### Aim of the exercise
Nothing in the data should be altered when it is repeated in full.

### Records contained in a dataset
..............................

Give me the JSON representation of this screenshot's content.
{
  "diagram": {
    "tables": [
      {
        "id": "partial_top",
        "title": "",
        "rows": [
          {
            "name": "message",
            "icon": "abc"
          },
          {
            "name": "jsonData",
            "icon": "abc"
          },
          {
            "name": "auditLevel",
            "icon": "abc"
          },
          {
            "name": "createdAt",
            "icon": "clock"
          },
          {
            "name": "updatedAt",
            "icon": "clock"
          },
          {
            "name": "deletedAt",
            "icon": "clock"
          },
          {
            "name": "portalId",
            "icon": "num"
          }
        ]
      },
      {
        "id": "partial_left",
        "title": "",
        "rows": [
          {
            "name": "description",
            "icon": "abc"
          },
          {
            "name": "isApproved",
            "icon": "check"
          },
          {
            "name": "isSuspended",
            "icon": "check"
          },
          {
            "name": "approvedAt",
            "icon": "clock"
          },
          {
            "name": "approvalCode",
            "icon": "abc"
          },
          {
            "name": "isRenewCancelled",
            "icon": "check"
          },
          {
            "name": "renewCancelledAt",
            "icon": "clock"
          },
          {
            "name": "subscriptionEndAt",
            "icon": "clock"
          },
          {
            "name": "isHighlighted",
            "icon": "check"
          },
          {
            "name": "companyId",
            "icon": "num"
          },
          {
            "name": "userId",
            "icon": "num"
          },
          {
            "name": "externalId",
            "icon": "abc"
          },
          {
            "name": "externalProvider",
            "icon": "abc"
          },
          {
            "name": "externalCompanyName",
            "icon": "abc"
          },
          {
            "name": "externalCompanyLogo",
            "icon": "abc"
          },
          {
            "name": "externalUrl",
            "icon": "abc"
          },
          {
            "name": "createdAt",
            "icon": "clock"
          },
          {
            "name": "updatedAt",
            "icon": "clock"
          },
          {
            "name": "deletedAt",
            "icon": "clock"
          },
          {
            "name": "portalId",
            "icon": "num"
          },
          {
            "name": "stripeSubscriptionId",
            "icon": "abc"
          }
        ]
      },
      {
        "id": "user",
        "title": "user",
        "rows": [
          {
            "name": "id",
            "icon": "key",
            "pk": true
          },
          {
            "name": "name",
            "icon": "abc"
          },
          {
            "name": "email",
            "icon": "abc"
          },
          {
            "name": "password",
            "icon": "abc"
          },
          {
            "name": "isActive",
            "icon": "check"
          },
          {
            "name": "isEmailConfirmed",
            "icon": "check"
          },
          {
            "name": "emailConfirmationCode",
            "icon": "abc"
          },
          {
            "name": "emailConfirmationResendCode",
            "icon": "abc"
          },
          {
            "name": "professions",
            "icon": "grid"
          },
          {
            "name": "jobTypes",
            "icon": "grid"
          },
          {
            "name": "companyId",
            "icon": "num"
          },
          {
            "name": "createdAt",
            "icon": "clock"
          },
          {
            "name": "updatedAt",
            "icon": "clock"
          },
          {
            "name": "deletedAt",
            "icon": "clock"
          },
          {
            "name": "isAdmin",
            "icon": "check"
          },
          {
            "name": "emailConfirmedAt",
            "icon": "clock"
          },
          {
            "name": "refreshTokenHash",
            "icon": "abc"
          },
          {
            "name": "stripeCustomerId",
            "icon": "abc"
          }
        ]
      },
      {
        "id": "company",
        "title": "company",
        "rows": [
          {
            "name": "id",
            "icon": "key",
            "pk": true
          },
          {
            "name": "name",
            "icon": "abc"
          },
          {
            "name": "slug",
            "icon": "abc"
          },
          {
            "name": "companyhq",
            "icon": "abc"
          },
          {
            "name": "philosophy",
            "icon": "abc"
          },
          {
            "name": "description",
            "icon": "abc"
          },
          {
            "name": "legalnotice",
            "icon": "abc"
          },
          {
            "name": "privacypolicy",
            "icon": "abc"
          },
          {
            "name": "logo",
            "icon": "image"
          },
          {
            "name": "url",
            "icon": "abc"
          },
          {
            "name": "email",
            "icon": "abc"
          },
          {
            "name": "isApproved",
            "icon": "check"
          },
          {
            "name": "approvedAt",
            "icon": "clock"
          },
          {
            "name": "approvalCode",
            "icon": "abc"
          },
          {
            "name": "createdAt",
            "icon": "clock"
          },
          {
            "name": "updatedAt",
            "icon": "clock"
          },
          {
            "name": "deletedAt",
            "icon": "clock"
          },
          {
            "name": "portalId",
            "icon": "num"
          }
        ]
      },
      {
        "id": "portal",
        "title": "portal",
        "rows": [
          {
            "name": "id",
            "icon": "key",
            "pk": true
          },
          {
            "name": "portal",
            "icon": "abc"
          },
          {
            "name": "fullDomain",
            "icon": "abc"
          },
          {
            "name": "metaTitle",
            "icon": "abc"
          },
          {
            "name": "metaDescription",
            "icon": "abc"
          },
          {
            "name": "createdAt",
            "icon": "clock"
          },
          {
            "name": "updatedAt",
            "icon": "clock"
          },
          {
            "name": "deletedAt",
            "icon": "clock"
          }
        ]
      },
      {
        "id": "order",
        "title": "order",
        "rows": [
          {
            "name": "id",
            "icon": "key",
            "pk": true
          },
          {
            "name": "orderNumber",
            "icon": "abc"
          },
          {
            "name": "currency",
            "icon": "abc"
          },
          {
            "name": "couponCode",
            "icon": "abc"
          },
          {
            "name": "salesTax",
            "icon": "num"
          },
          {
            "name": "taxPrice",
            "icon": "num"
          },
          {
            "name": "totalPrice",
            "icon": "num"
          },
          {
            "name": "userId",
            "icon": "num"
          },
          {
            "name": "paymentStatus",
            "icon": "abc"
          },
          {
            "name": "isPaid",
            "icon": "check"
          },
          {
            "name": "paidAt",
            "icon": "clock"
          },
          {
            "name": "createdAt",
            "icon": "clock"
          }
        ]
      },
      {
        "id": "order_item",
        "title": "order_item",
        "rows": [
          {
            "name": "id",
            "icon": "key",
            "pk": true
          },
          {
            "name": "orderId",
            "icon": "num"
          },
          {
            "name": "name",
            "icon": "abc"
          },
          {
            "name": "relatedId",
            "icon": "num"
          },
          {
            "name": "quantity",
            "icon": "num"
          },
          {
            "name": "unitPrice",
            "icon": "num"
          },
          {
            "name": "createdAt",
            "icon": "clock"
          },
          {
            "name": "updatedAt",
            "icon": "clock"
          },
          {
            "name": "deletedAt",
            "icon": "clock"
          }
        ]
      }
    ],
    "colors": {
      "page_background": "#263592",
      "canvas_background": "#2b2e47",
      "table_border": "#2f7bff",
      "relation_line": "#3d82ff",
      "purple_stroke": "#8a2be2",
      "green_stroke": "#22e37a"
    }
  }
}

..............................

### Solution
Give me the JSON representation of this screenshot's content.
{
  "diagram": {
    "tables": [
      {
        "id": "partial_top",
        "title": "",
        "rows": [
          {
            "name": "message",
            "icon": "abc"
          },
          {
            "name": "jsonData",
            "icon": "abc"
          },
          {
            "name": "auditLevel",
            "icon": "abc"
          },
          {
            "name": "createdAt",
            "icon": "clock"
          },
          {
            "name": "updatedAt",
            "icon": "clock"
          },
          {
            "name": "deletedAt",
            "icon": "clock"
          },
          {
            "name": "portalId",
            "icon": "num"
          }
        ]
      },
      {
        "id": "partial_left",
        "title": "",
        "rows": [
          {
            "name": "description",
            "icon": "abc"
          },
          {
            "name": "isApproved",
            "icon": "check"
          },
          {
            "name": "isSuspended",
            "icon": "check"
          },
          {
            "name": "approvedAt",
            "icon": "clock"
          },
          {
            "name": "approvalCode",
            "icon": "abc"
          },
          {
            "name": "isRenewCancelled",
            "icon": "check"
          },
          {
            "name": "renewCancelledAt",
            "icon": "clock"
          },
          {
            "name": "subscriptionEndAt",
            "icon": "clock"
          },
          {
            "name": "isHighlighted",
            "icon": "check"
          },
          {
            "name": "companyId",
            "icon": "num"
          },
          {
            "name": "userId",
            "icon": "num"
          },
          {
            "name": "externalId",
            "icon": "abc"
          },
          {
            "name": "externalProvider",
            "icon": "abc"
          },
          {
            "name": "externalCompanyName",
            "icon": "abc"
          },
          {
            "name": "externalCompanyLogo",
            "icon": "abc"
          },
          {
            "name": "externalUrl",
            "icon": "abc"
          },
          {
            "name": "createdAt",
            "icon": "clock"
          },
          {
            "name": "updatedAt",
            "icon": "clock"
          },
          {
            "name": "deletedAt",
            "icon": "clock"
          },
          {
            "name": "portalId",
            "icon": "num"
          },
          {
            "name": "stripeSubscriptionId",
            "icon": "abc"
          }
        ]
      },
      {
        "id": "user",
        "title": "user",
        "rows": [
          {
            "name": "id",
            "icon": "key",
            "pk": true
          },
          {
            "name": "name",
            "icon": "abc"
          },
          {
            "name": "email",
            "icon": "abc"
          },
          {
            "name": "password",
            "icon": "abc"
          },
          {
            "name": "isActive",
            "icon": "check"
          },
          {
            "name": "isEmailConfirmed",
            "icon": "check"
          },
          {
            "name": "emailConfirmationCode",
            "icon": "abc"
          },
          {
            "name": "emailConfirmationResendCode",
            "icon": "abc"
          },
          {
            "name": "professions",
            "icon": "grid"
          },
          {
            "name": "jobTypes",
            "icon": "grid"
          },
          {
            "name": "companyId",
            "icon": "num"
          },
          {
            "name": "createdAt",
            "icon": "clock"
          },
          {
            "name": "updatedAt",
            "icon": "clock"
          },
          {
            "name": "deletedAt",
            "icon": "clock"
          },
          {
            "name": "isAdmin",
            "icon": "check"
          },
          {
            "name": "emailConfirmedAt",
            "icon": "clock"
          },
          {
            "name": "refreshTokenHash",
            "icon": "abc"
          },
          {
            "name": "stripeCustomerId",
            "icon": "abc"
          }
        ]
      },
      {
        "id": "company",
        "title": "company",
        "rows": [
          {
            "name": "id",
            "icon": "key",
            "pk": true
          },
          {
            "name": "name",
            "icon": "abc"
          },
          {
            "name": "slug",
            "icon": "abc"
          },
          {
            "name": "companyhq",
            "icon": "abc"
          },
          {
            "name": "philosophy",
            "icon": "abc"
          },
          {
            "name": "description",
            "icon": "abc"
          },
          {
            "name": "legalnotice",
            "icon": "abc"
          },
          {
            "name": "privacypolicy",
            "icon": "abc"
          },
          {
            "name": "logo",
            "icon": "image"
          },
          {
            "name": "url",
            "icon": "abc"
          },
          {
            "name": "email",
            "icon": "abc"
          },
          {
            "name": "isApproved",
            "icon": "check"
          },
          {
            "name": "approvedAt",
            "icon": "clock"
          },
          {
            "name": "approvalCode",
            "icon": "abc"
          },
          {
            "name": "createdAt",
            "icon": "clock"
          },
          {
            "name": "updatedAt",
            "icon": "clock"
          },
          {
            "name": "deletedAt",
            "icon": "clock"
          },
          {
            "name": "portalId",
            "icon": "num"
          }
        ]
      },
      {
        "id": "portal",
        "title": "portal",
        "rows": [
          {
            "name": "id",
            "icon": "key",
            "pk": true
          },
          {
            "name": "portal",
            "icon": "abc"
          },
          {
            "name": "fullDomain",
            "icon": "abc"
          },
          {
            "name": "metaTitle",
            "icon": "abc"
          },
          {
            "name": "metaDescription",
            "icon": "abc"
          },
          {
            "name": "createdAt",
            "icon": "clock"
          },
          {
            "name": "updatedAt",
            "icon": "clock"
          },
          {
            "name": "deletedAt",
            "icon": "clock"
          }
        ]
      },
      {
        "id": "order",
        "title": "order",
        "rows": [
          {
            "name": "id",
            "icon": "key",
            "pk": true
          },
          {
            "name": "orderNumber",
            "icon": "abc"
          },
          {
            "name": "currency",
            "icon": "abc"
          },
          {
            "name": "couponCode",
            "icon": "abc"
          },
          {
            "name": "salesTax",
            "icon": "num"
          },
          {
            "name": "taxPrice",
            "icon": "num"
          },
          {
            "name": "totalPrice",
            "icon": "num"
          },
          {
            "name": "userId",
            "icon": "num"
          },
          {
            "name": "paymentStatus",
            "icon": "abc"
          },
          {
            "name": "isPaid",
            "icon": "check"
          },
          {
            "name": "paidAt",
            "icon": "clock"
          },
          {
            "name": "createdAt",
            "icon": "clock"
          }
        ]
      },
      {
        "id": "order_item",
        "title": "order_item",
        "rows": [
          {
            "name": "id",
            "icon": "key",
            "pk": true
          },
          {
            "name": "orderId",
            "icon": "num"
          },
          {
            "name": "name",
            "icon": "abc"
          },
          {
            "name": "relatedId",
            "icon": "num"
          },
          {
            "name": "quantity",
            "icon": "num"
          },
          {
            "name": "unitPrice",
            "icon": "num"
          },
          {
            "name": "createdAt",
            "icon": "clock"
          },
          {
            "name": "updatedAt",
            "icon": "clock"
          },
          {
            "name": "deletedAt",
            "icon": "clock"
          }
        ]
      }
    ],
    "colors": {
      "page_background": "#263592",
      "canvas_background": "#2b2e47",
      "table_border": "#2f7bff",
      "relation_line": "#3d82ff",
      "purple_stroke": "#8a2be2",
      "green_stroke": "#22e37a"
    }
  }
}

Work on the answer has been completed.